Figure data for accessible table follows the image
Figure 3. Distribution of population by persistence of health care expenditures and race/ethnicity, U.S. civilian noninstitutionalized population, 2006 to 2007
Total population 2007Top decile in health care expenditures both yearsLower 50% of spenders both yearsIndividuals in top decile in 2006 and lower 75% in 2007
Hispanic or Latino15.4%6.6%23.0%13.3%
White non-Hispanic single race or other67.8%79.6%55.2%74.2%
Black non-Hispanic single race12.2%11.8%16.0%8.6%
Asian or Pacific Islanders non-Hispanic single race4.7%2.0%5.9%3.9%
Source: Center for Financing, Access, and Cost Trends, AHRQ, Household Component of the Medical Expenditure Panel Survey, HC-114 (Panel 11, 2006-2007)

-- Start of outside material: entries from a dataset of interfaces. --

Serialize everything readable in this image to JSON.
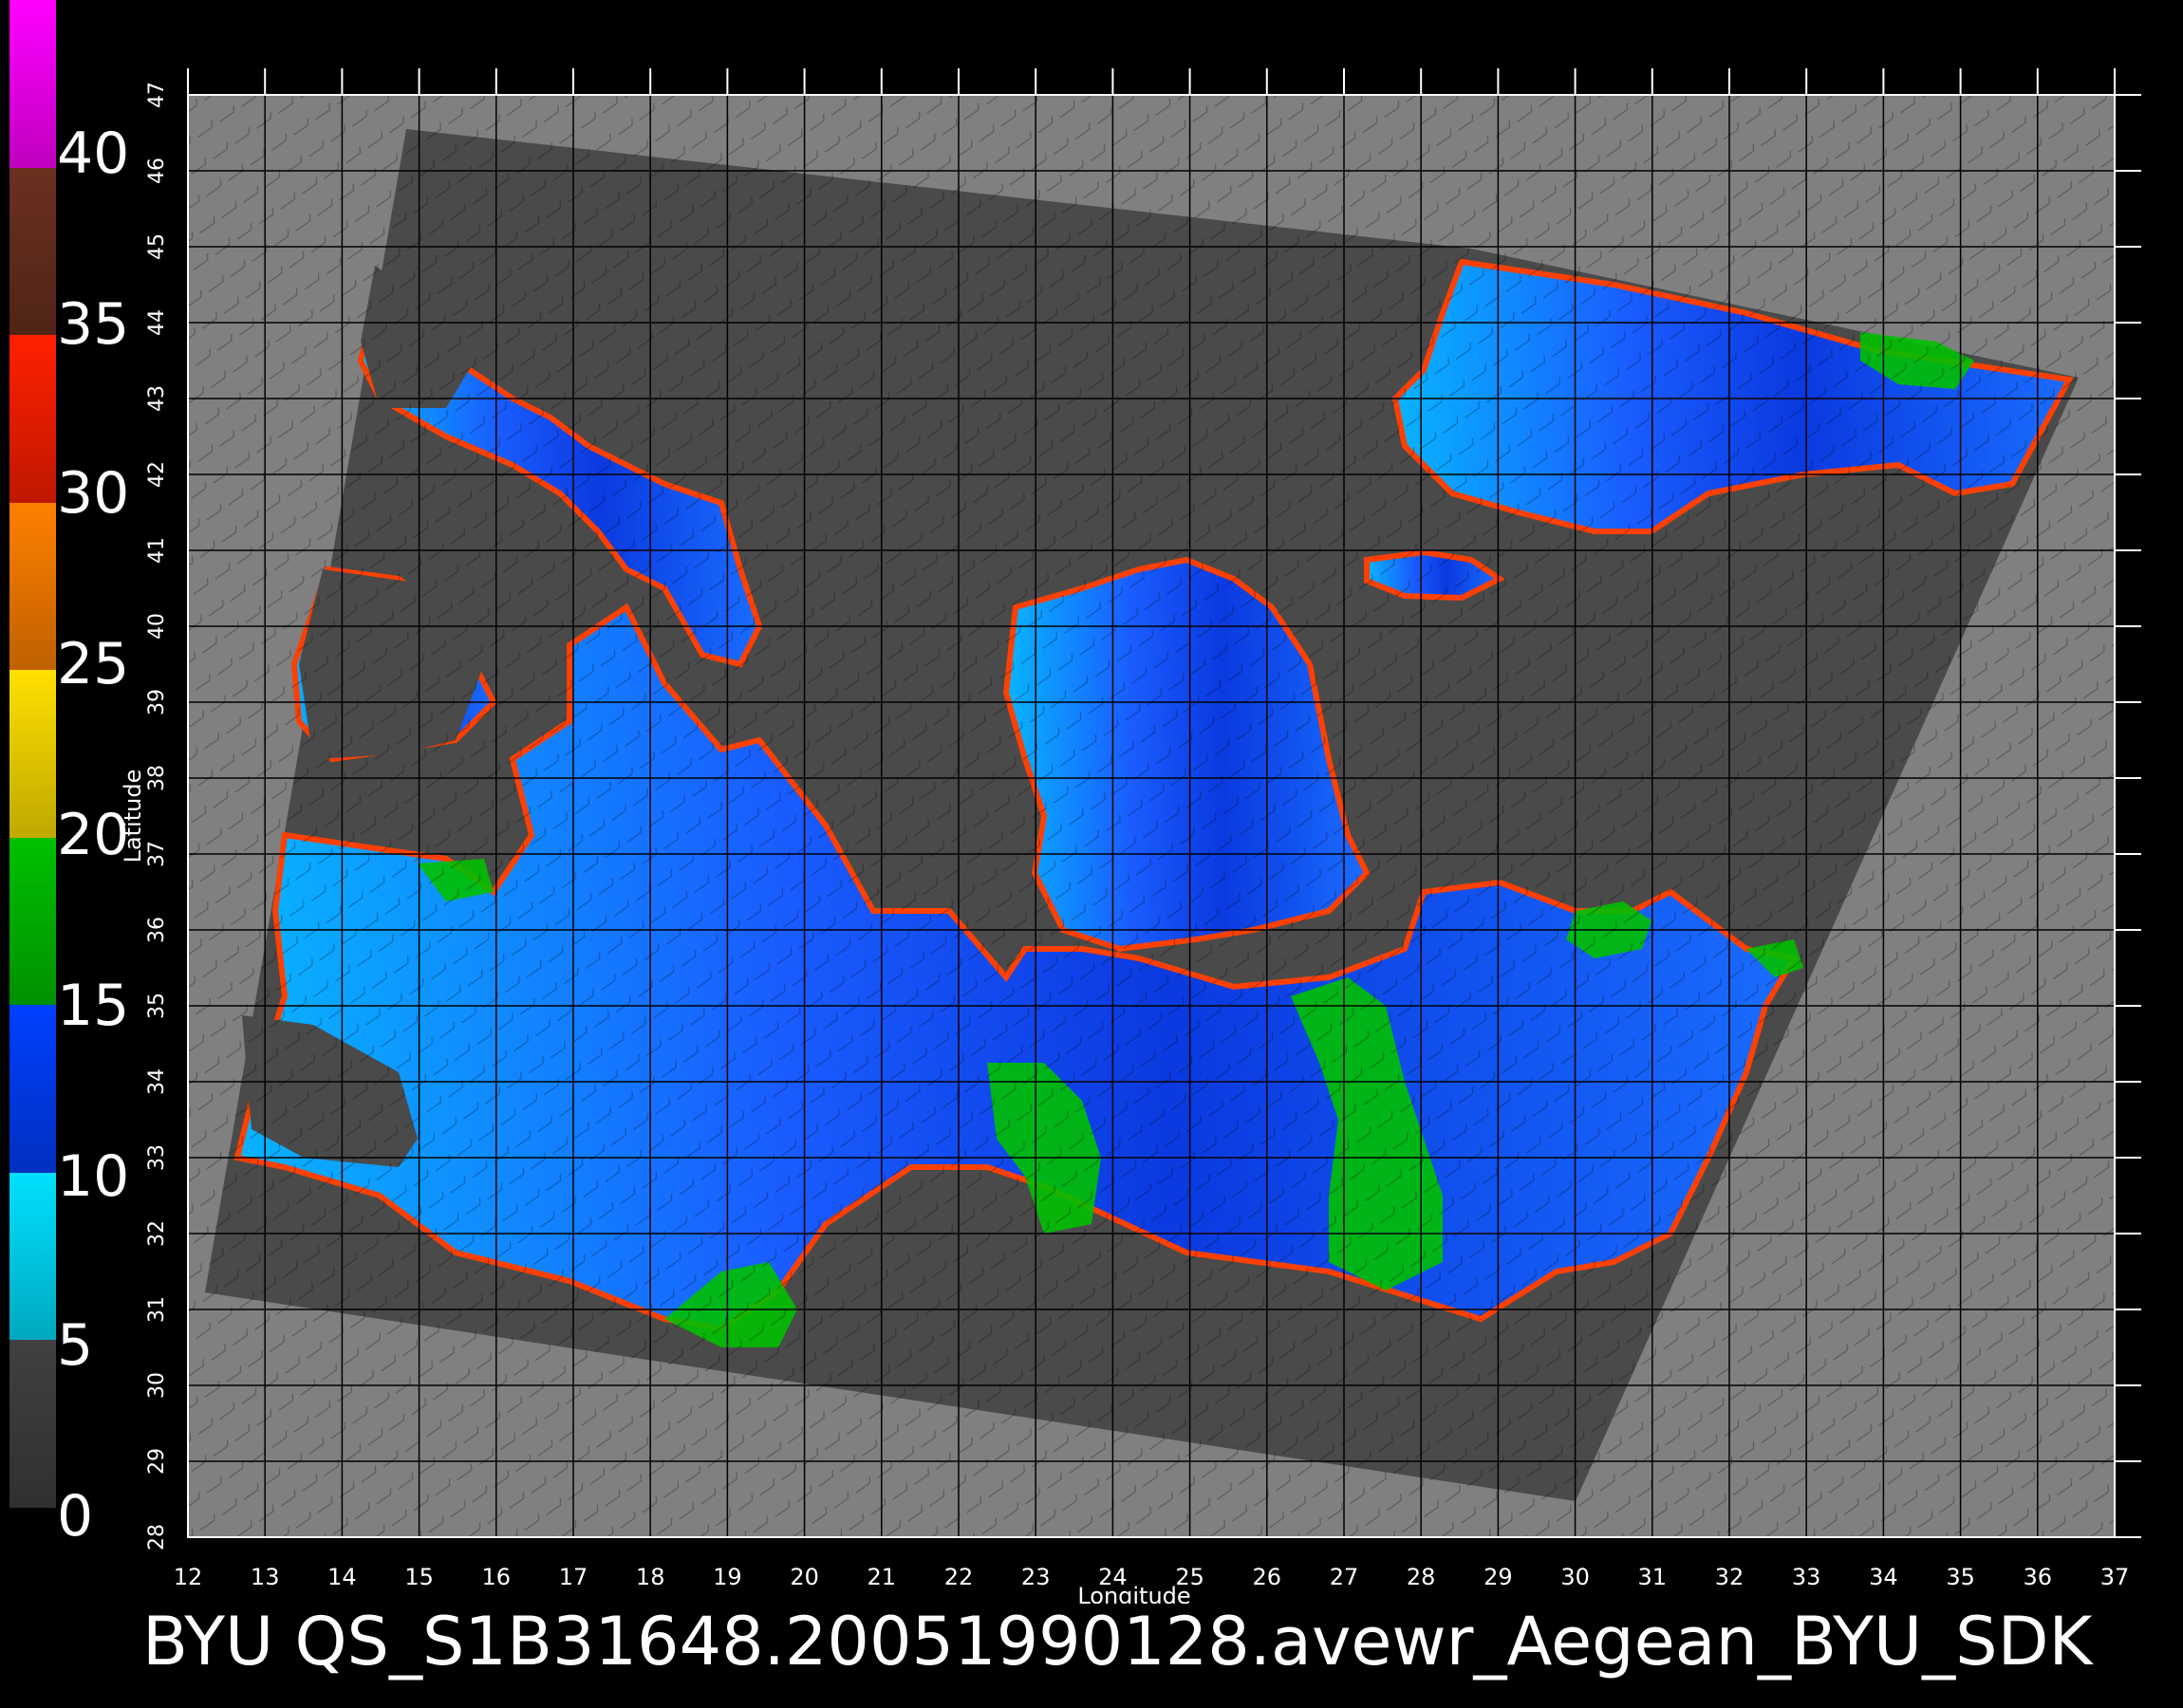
{
  "colorbar": {
    "labels": [
      "40",
      "35",
      "30",
      "25",
      "20",
      "15",
      "10",
      "5",
      "0"
    ],
    "segments": [
      {
        "from": 40,
        "to": 45,
        "color": "#ff00ff"
      },
      {
        "from": 35,
        "to": 40,
        "color": "#6b3020"
      },
      {
        "from": 30,
        "to": 35,
        "color": "#ff2000"
      },
      {
        "from": 25,
        "to": 30,
        "color": "#ff8000"
      },
      {
        "from": 20,
        "to": 25,
        "color": "#ffe000"
      },
      {
        "from": 15,
        "to": 20,
        "color": "#00c000"
      },
      {
        "from": 10,
        "to": 15,
        "color": "#0040ff"
      },
      {
        "from": 5,
        "to": 10,
        "color": "#00e0ff"
      },
      {
        "from": 0,
        "to": 5,
        "color": "#404040"
      }
    ]
  },
  "map": {
    "xlabel": "Longitude",
    "ylabel": "Latitude",
    "lon_ticks": [
      "12",
      "13",
      "14",
      "15",
      "16",
      "17",
      "18",
      "19",
      "20",
      "21",
      "22",
      "23",
      "24",
      "25",
      "26",
      "27",
      "28",
      "29",
      "30",
      "31",
      "32",
      "33",
      "34",
      "35",
      "36",
      "37"
    ],
    "lat_ticks": [
      "28",
      "29",
      "30",
      "31",
      "32",
      "33",
      "34",
      "35",
      "36",
      "37",
      "38",
      "39",
      "40",
      "41",
      "42",
      "43",
      "44",
      "45",
      "46",
      "47"
    ],
    "lon_range": [
      12,
      37
    ],
    "lat_range": [
      28,
      47
    ],
    "colors": {
      "background": "#000000",
      "outside_swath": "#808080",
      "swath": "#4a4a4a",
      "grid": "#000000",
      "ocean_low": "#00d8ff",
      "ocean_mid": "#1a5cff",
      "ocean_high": "#00c000"
    }
  },
  "title": "BYU  QS_S1B31648.20051990128.avewr_Aegean_BYU_SDK"
}
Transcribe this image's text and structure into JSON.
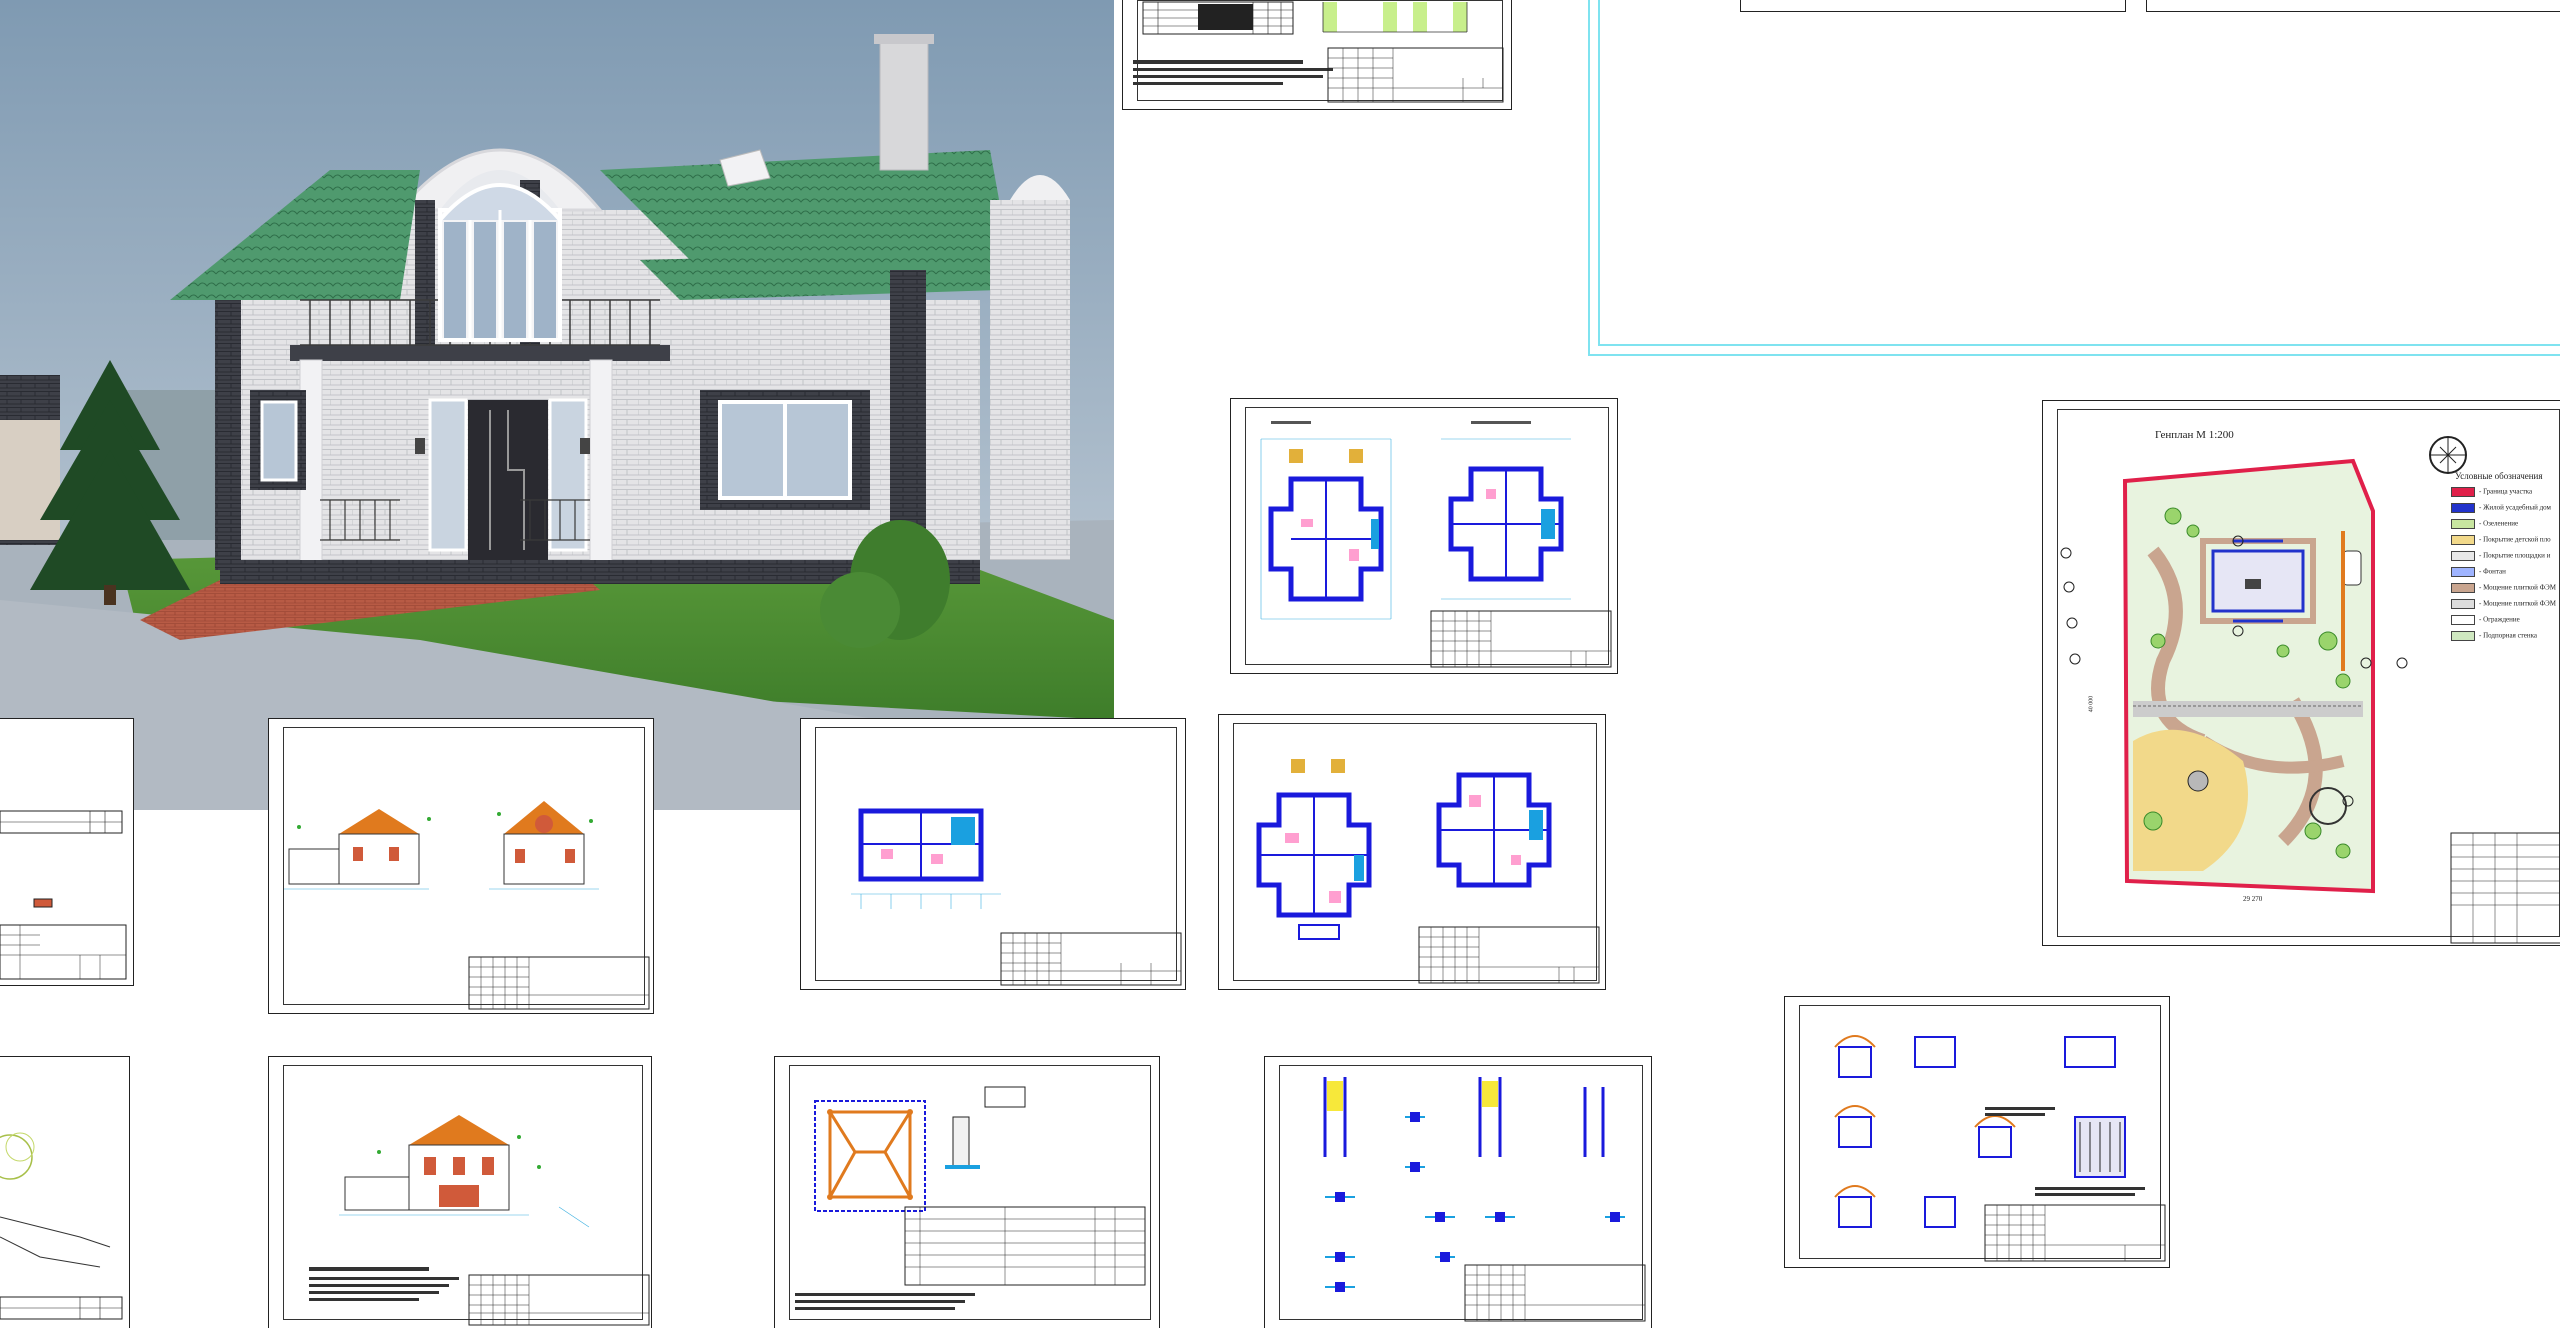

Figure data for accessible table follows the image
Figure 4. Distribution of population by persistence of health care expenditures and sex, in the U.S. civilian noninstitutionalized population, 2006 to 2007
Total population 2007Top decile in health care expenditures both yearsLower 50% of spenders both yearsIndividuals in top decile in 2006 and lower 75% in 2007
Male49.0%34.8%57.1%39.9%
Female51.0%65.2%42.9%60.1%
Source: Center for Financing, Access, and Cost Trends, AHRQ, Household Component of the Medical Expenditure Panel Survey, HC-114 (Panel 11, 2006-2007)

Figure data for accessible table follows the image
Figure 5. Distribution of population by persistence of health care expenditures and health status, in the U.S. civilian noninstitutionalized population, 2006 to 2007
Total population 2007Top decile in health care expenditures both yearsLower 50% of spenders both yearsIndividuals in top decile in 2006 and lower 75% in 2007
Poor2.6%23.5%0.4%2.9%
Fair7.8%28.6%3.7%11.3%
Good24.7%30.0%21.5%29.2%
Very good32.5%14.7%33.0%32.5%
Excellent32.4%3.3%41.5%24.2%
Source: Center for Financing, Access, and Cost Trends, AHRQ, Household Component of the Medical Expenditure Panel Survey, HC-114 (Panel 11, 2006-2007)

Figure data for accessible table follows the image
Figure 6. Distribution of population by persistence of health care expenditures and health insurance coverage, U.S. civilian noninstitutionalized population under age 65, 2006 to 2007
Total population 2007Top decile in health care expenditures both yearsLower 50% of spenders both yearsIndividuals in top decile in 2006 and lower 75% in 2007
Private coverage69.1%65.9%58.0%80.9%
Public Only15.7%30.9%18.9%11.8%
Uninsured15.2%3.2%23.1%7.3%
Source: Center for Financing, Access, and Cost Trends, AHRQ, Household Component of the Medical Expenditure Panel Survey, HC-114 (Panel 11, 2006-2007)

Figure data for accessible table follows the image
Figure 7. Distribution of population by persistence of health care expenditures and poverty status, in the U.S. civilian noninstitutionalized population, 2006 to 2007
Total population 2007Top decile in health care expenditures both yearsLower 50% of spenders both yearsIndividuals in top decile in 2006 and lower 75% in 2007
Poor12.7%16.1%15.4%9.7%
Near poor4.4%5.4%5.6%3.5%
Low Income13.4%17.5%16.2%11.1%
Middle Income30.9%25.8%33.7%31.5%
High Income38.6%35.3%29.2%44.2%
Source: Center for Financing, Access, and Cost Trends, AHRQ, Household Component of the Medical Expenditure Panel Survey, HC-114 (Panel 11, 2006-2007)